Exercise goal: In the data beneath this task, how many lines contain "color"? Answer with the number only.

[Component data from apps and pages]
----------

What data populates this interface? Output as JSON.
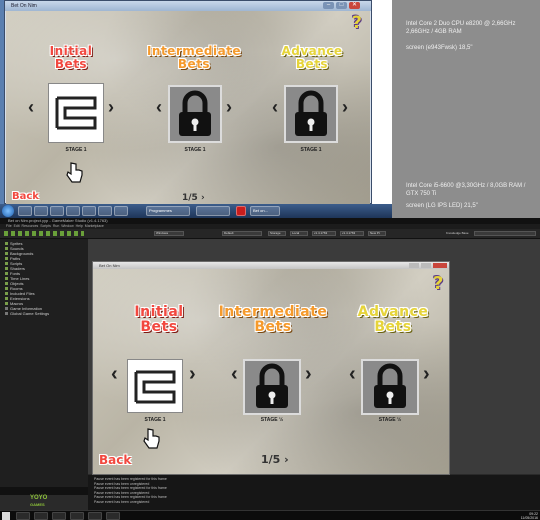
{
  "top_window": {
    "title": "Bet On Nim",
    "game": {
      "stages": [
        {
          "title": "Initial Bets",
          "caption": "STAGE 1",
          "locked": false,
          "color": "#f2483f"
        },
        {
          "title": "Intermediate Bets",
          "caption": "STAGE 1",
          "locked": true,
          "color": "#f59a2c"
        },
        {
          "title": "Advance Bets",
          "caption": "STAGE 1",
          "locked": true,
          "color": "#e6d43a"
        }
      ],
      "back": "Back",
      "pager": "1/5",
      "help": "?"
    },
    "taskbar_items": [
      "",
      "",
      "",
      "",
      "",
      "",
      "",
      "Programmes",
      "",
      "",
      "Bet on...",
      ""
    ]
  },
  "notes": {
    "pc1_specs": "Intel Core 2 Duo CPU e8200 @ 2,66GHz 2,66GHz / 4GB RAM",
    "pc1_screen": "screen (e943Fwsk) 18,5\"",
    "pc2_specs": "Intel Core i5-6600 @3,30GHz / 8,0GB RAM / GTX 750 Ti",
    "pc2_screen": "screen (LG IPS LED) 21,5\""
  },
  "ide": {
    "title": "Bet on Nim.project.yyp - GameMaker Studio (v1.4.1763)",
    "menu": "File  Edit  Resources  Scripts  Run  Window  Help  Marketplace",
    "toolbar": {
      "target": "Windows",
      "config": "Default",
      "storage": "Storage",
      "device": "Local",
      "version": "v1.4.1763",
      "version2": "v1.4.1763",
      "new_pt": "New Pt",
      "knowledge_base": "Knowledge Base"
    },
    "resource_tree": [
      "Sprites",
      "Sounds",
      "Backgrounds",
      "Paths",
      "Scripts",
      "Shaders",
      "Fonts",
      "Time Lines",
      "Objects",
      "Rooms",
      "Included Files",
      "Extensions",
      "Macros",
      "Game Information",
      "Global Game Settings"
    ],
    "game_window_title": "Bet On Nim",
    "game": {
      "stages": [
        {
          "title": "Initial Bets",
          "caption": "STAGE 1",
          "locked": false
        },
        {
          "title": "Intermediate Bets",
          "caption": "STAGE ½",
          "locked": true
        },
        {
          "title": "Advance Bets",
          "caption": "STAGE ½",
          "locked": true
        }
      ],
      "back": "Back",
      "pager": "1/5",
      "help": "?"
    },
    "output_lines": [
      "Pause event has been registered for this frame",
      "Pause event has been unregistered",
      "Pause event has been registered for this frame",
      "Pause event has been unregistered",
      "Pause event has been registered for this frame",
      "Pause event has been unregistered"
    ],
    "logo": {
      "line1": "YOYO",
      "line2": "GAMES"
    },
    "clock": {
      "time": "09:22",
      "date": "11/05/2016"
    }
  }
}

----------

Exercise response: 3